How to complete this task:
Return every line of the records that includes the string "label".

Source records:

┏━━

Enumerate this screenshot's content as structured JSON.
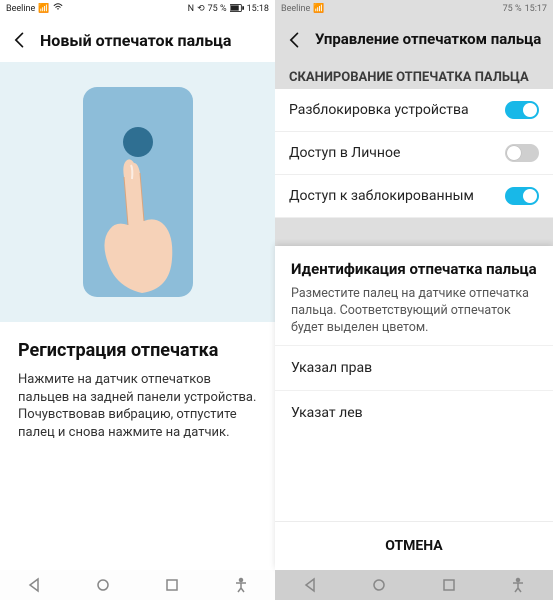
{
  "left": {
    "status": {
      "carrier": "Beeline",
      "battery": "75 %",
      "time": "15:18",
      "nfc": "N"
    },
    "title": "Новый отпечаток пальца",
    "reg_title": "Регистрация отпечатка",
    "reg_body": "Нажмите на датчик отпечатков пальцев на задней панели устройства. Почувствовав вибрацию, отпустите палец и снова нажмите на датчик."
  },
  "right": {
    "status": {
      "carrier": "Beeline",
      "battery": "75 %",
      "time": "15:17"
    },
    "title": "Управление отпечатком пальца",
    "section": "СКАНИРОВАНИЕ ОТПЕЧАТКА ПАЛЬЦА",
    "settings": [
      {
        "label": "Разблокировка устройства",
        "on": true
      },
      {
        "label": "Доступ в Личное",
        "on": false
      },
      {
        "label": "Доступ к заблокированным",
        "on": true
      }
    ],
    "dialog": {
      "title": "Идентификация отпечатка пальца",
      "body": "Разместите палец на датчике отпечатка пальца. Соответству­ющий отпечаток будет выделен цветом.",
      "items": [
        "Указал прав",
        "Указат лев"
      ],
      "cancel": "ОТМЕНА"
    }
  }
}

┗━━

Exercise response:
        "label": "Разблокировка устройства",
        "label": "Доступ в Личное",
        "label": "Доступ к заблокированным",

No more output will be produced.